=== Begin Enclosure ===

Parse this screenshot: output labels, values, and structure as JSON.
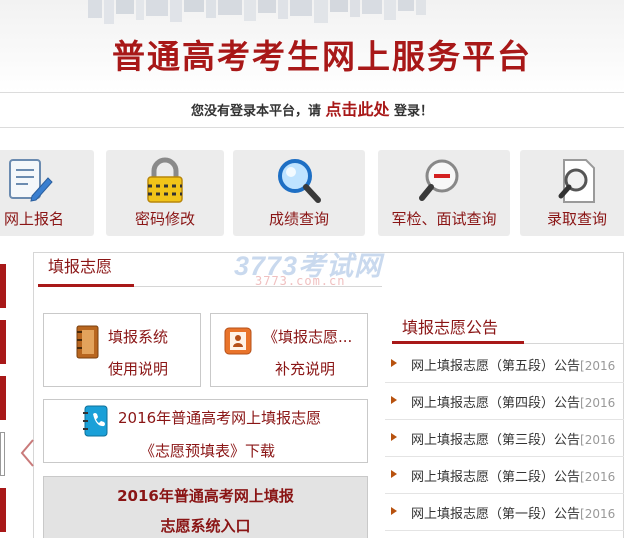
{
  "header": {
    "title": "普通高考考生网上服务平台"
  },
  "login_bar": {
    "prefix": "您没有登录本平台，请",
    "link": "点击此处",
    "suffix": "登录！"
  },
  "quick_nav": [
    {
      "label": "网上报名",
      "icon": "form-edit-icon"
    },
    {
      "label": "密码修改",
      "icon": "padlock-icon"
    },
    {
      "label": "成绩查询",
      "icon": "magnifier-icon"
    },
    {
      "label": "军检、面试查询",
      "icon": "magnifier-minus-icon"
    },
    {
      "label": "录取查询",
      "icon": "document-search-icon"
    }
  ],
  "panel": {
    "tab": "填报志愿"
  },
  "watermark": {
    "top": "3773考试网",
    "bottom": "3773.com.cn"
  },
  "buttons": {
    "system_guide": {
      "line1": "填报系统",
      "line2": "使用说明",
      "icon": "notebook-icon"
    },
    "supplement": {
      "line1": "《填报志愿...",
      "line2": "补充说明",
      "icon": "contact-card-icon"
    },
    "download": {
      "line1": "2016年普通高考网上填报志愿",
      "line2": "《志愿预填表》下载",
      "icon": "phone-book-icon"
    },
    "entry": {
      "line1": "2016年普通高考网上填报",
      "line2": "志愿系统入口"
    }
  },
  "notices": {
    "title": "填报志愿公告",
    "items": [
      {
        "text": "网上填报志愿（第五段）公告",
        "date": "[2016"
      },
      {
        "text": "网上填报志愿（第四段）公告",
        "date": "[2016"
      },
      {
        "text": "网上填报志愿（第三段）公告",
        "date": "[2016"
      },
      {
        "text": "网上填报志愿（第二段）公告",
        "date": "[2016"
      },
      {
        "text": "网上填报志愿（第一段）公告",
        "date": "[2016"
      }
    ]
  },
  "colors": {
    "brand_red": "#a81818",
    "label_red": "#8a1515",
    "tile_bg": "#ececec",
    "arrow_orange": "#b8520f"
  }
}
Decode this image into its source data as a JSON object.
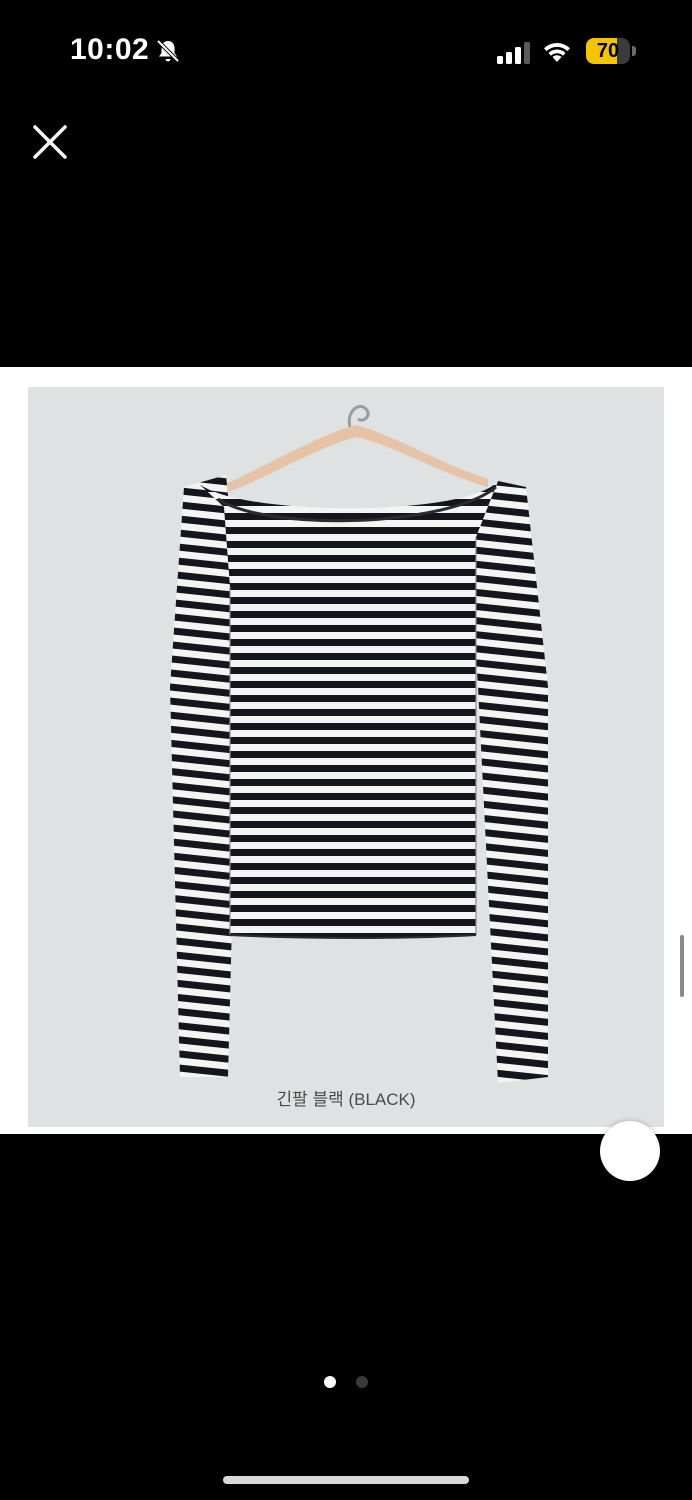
{
  "status_bar": {
    "time": "10:02",
    "battery_percent": "70",
    "battery_level": 0.7,
    "icons": [
      "bell-slash-icon",
      "cellular-signal-icon",
      "wifi-icon",
      "battery-icon"
    ]
  },
  "viewer": {
    "close_icon": "close-icon",
    "image": {
      "caption": "긴팔 블랙 (BLACK)",
      "description_icon": "striped-long-sleeve-top-on-hanger"
    },
    "pager": {
      "total": 2,
      "current": 1
    }
  },
  "colors": {
    "background": "#000000",
    "photo_background": "#dfe2e3",
    "stripe_dark": "#15161d",
    "stripe_light": "#f4f4f4",
    "battery_fill": "#f5c400"
  }
}
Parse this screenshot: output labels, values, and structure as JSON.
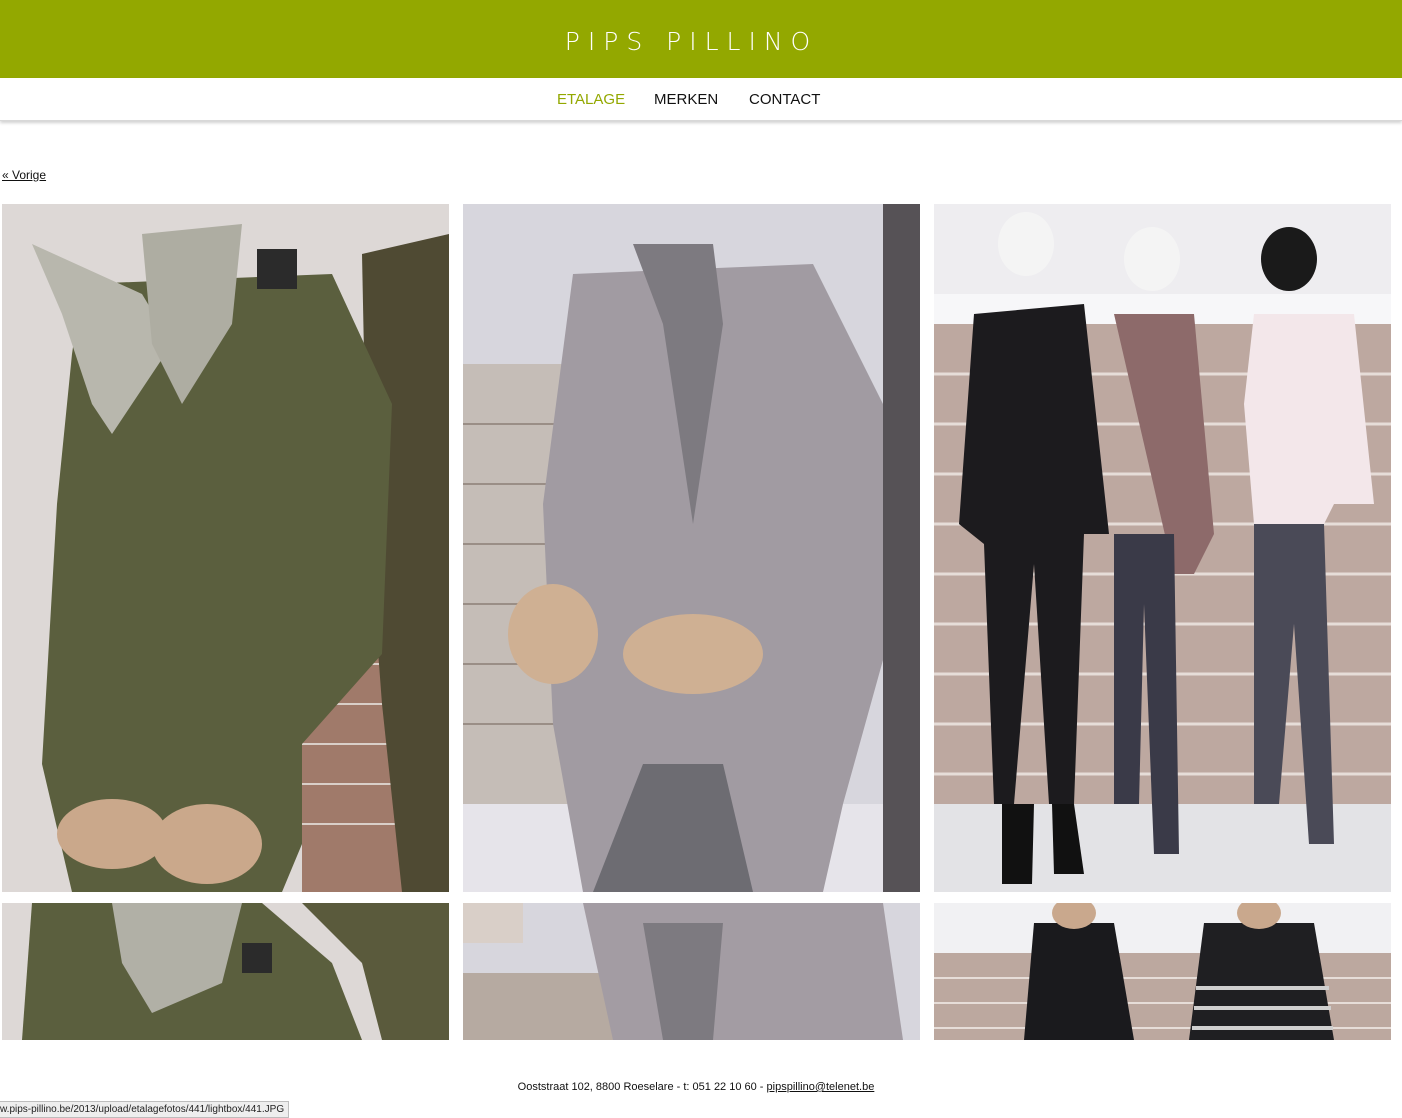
{
  "brand": {
    "logo_text": "PIPS PILLINO",
    "accent_color": "#93a800"
  },
  "nav": {
    "items": [
      {
        "label": "ETALAGE",
        "active": true
      },
      {
        "label": "MERKEN",
        "active": false
      },
      {
        "label": "CONTACT",
        "active": false
      }
    ]
  },
  "gallery": {
    "prev_label": "« Vorige",
    "photos": [
      {
        "subject": "mannequin-olive-knit-dress-leopard-scarf"
      },
      {
        "subject": "mannequin-grey-knit-cardigan-ruffle-blouse"
      },
      {
        "subject": "three-mannequins-brick-wall"
      },
      {
        "subject": "mannequin-olive-knit-dress-leopard-scarf-closeup"
      },
      {
        "subject": "mannequin-grey-cardigan-closeup"
      },
      {
        "subject": "two-mannequins-black-tops"
      }
    ]
  },
  "footer": {
    "address": "Ooststraat 102, 8800 Roeselare - t: 051 22 10 60 - ",
    "email": "pipspillino@telenet.be"
  },
  "status_bar": {
    "url": "w.pips-pillino.be/2013/upload/etalagefotos/441/lightbox/441.JPG"
  }
}
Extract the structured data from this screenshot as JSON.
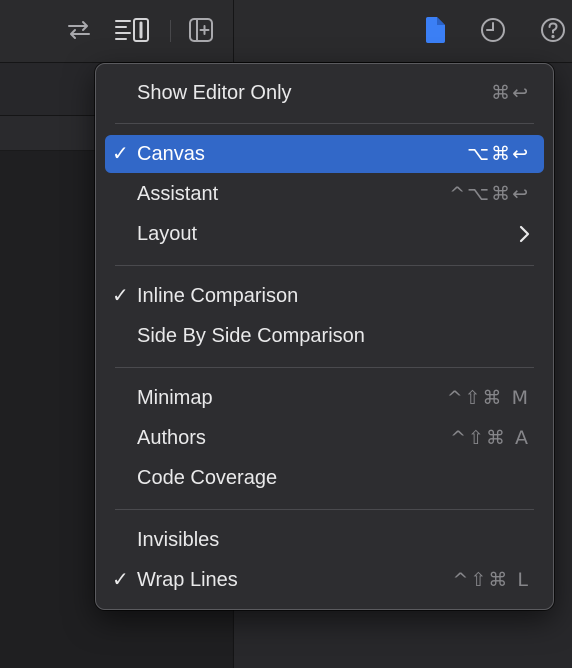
{
  "toolbar": {
    "icons": [
      "swap-arrows-icon",
      "editor-options-icon",
      "add-editor-icon",
      "file-inspector-icon",
      "history-inspector-icon",
      "help-inspector-icon"
    ]
  },
  "menu": {
    "items": [
      {
        "label": "Show Editor Only",
        "shortcut": "⌘↩",
        "checked": ""
      },
      {
        "label": "Canvas",
        "shortcut": "⌥⌘↩",
        "checked": "✓"
      },
      {
        "label": "Assistant",
        "shortcut": "^⌥⌘↩",
        "checked": ""
      },
      {
        "label": "Layout",
        "shortcut": "",
        "checked": ""
      },
      {
        "label": "Inline Comparison",
        "shortcut": "",
        "checked": "✓"
      },
      {
        "label": "Side By Side Comparison",
        "shortcut": "",
        "checked": ""
      },
      {
        "label": "Minimap",
        "shortcut": "^⇧⌘ M",
        "checked": ""
      },
      {
        "label": "Authors",
        "shortcut": "^⇧⌘ A",
        "checked": ""
      },
      {
        "label": "Code Coverage",
        "shortcut": "",
        "checked": ""
      },
      {
        "label": "Invisibles",
        "shortcut": "",
        "checked": ""
      },
      {
        "label": "Wrap Lines",
        "shortcut": "^⇧⌘ L",
        "checked": "✓"
      }
    ]
  },
  "colors": {
    "highlight": "#3268c8",
    "active_icon": "#3b7ff5",
    "menu_bg": "#2d2d30"
  }
}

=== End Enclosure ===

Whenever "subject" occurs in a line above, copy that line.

        "subject": "mannequin-olive-knit-dress-leopard-scarf"
        "subject": "mannequin-grey-knit-cardigan-ruffle-blouse"
        "subject": "three-mannequins-brick-wall"
        "subject": "mannequin-olive-knit-dress-leopard-scarf-closeup"
        "subject": "mannequin-grey-cardigan-closeup"
        "subject": "two-mannequins-black-tops"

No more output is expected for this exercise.